Forward grafting orders may be placed now for supply subject to budwood availability. Quantities available will increase significantly as bulking up of mother vines continues.

Please note that a strict and comprehensive non-propagation contract must be signed off as part of your purchase order.

GRAD® is a New Zealand registered trademark uniquely and exclusively used to identify the vines in the GRAD® vine collection. Use by unauthorised parties to identify any vine material, or other use for commercial gain, is an infringement of this trademark.

Genetic ‘fingerprinting’ and clonal traceability

Vine pirates BEWARE! It is now possible to genetically fingerprint, uniquely identify, and detect grapevine clones using the latest-developed molecular genetic sequencing techniques. See the breakthrough research paper by Michael J. Roach et al, “Population Sequencing Reveals Clonal Diversity and Ancestral Inbreeding in the Grapevine Cultivar Chardonnay”, published November 20, 2018 at

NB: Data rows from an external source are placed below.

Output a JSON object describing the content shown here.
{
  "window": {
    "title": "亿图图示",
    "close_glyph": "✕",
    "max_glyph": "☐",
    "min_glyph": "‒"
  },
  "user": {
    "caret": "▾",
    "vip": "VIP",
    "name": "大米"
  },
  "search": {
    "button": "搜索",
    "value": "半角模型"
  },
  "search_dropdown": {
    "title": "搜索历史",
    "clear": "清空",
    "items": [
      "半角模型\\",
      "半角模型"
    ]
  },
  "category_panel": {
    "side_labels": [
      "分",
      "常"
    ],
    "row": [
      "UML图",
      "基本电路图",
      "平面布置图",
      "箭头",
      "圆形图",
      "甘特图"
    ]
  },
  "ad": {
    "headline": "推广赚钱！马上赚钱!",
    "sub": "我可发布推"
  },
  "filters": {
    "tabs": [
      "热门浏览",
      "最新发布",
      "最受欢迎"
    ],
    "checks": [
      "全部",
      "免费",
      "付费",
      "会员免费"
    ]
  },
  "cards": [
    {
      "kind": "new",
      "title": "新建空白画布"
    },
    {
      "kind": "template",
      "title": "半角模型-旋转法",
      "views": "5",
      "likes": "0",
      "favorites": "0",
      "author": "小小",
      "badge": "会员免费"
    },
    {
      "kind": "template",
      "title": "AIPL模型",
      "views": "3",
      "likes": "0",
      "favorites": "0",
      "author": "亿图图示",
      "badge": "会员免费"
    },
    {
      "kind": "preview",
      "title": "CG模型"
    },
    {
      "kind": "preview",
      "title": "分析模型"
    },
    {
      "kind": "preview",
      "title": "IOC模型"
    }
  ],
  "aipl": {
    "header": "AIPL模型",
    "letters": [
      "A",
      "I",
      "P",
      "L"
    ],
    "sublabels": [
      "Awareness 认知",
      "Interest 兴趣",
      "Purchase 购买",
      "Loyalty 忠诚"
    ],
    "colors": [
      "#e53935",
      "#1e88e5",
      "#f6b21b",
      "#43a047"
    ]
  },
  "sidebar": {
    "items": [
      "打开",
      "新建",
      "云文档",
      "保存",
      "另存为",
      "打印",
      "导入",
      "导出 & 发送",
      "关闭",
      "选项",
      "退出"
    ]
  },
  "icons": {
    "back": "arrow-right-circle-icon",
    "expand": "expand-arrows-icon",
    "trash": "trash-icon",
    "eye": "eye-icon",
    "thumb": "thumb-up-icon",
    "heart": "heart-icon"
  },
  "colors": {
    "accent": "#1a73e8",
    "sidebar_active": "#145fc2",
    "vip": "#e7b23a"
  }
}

  • * Up until the post-phylloxera reconstruction of France’s vineyards, the names ‘Pinot blanc’, ‘Pinot blanc de Chardonnay’, ‘Pinot Chardonnay’, and Chardonnay’ were effectively synonyms, because Pinot blanc and Chardonnay were very widely confused in the vineyards of Burgundy and elsewhere. Moreover, a good many of the finest pre-phylloxera white Burgundies were made from either Pinot blanc or, more commonly, a mixture of Pinot blanc and Chardonnay (often with a little Pinot gris and Aligote, and sometimes with small amounts of Melon and Auxerrois as well). ‘Pinot Chardonnay’ was also once common in top quality pre-phylloxera red Burgundies, e.g., Clos Veugeuot prior to 1800 was up to one tenth ‘Pinot Chardonnay’, and then from 1800 to ca. 1830 it was one twentieth; the balance always being Pinot noir (give or take a little Pinot gris).
  • ** Keith Stewart, Chancers and Visionaries: A History of Wine in New Zealand (Auckland: Godwit / Random House, 2010).

Questions about this wine grape? Contact us.

Author: Dr. Gerald Atkinson

Company director, viticulturist, grapevine researcher and historian, and sometime wine-writer.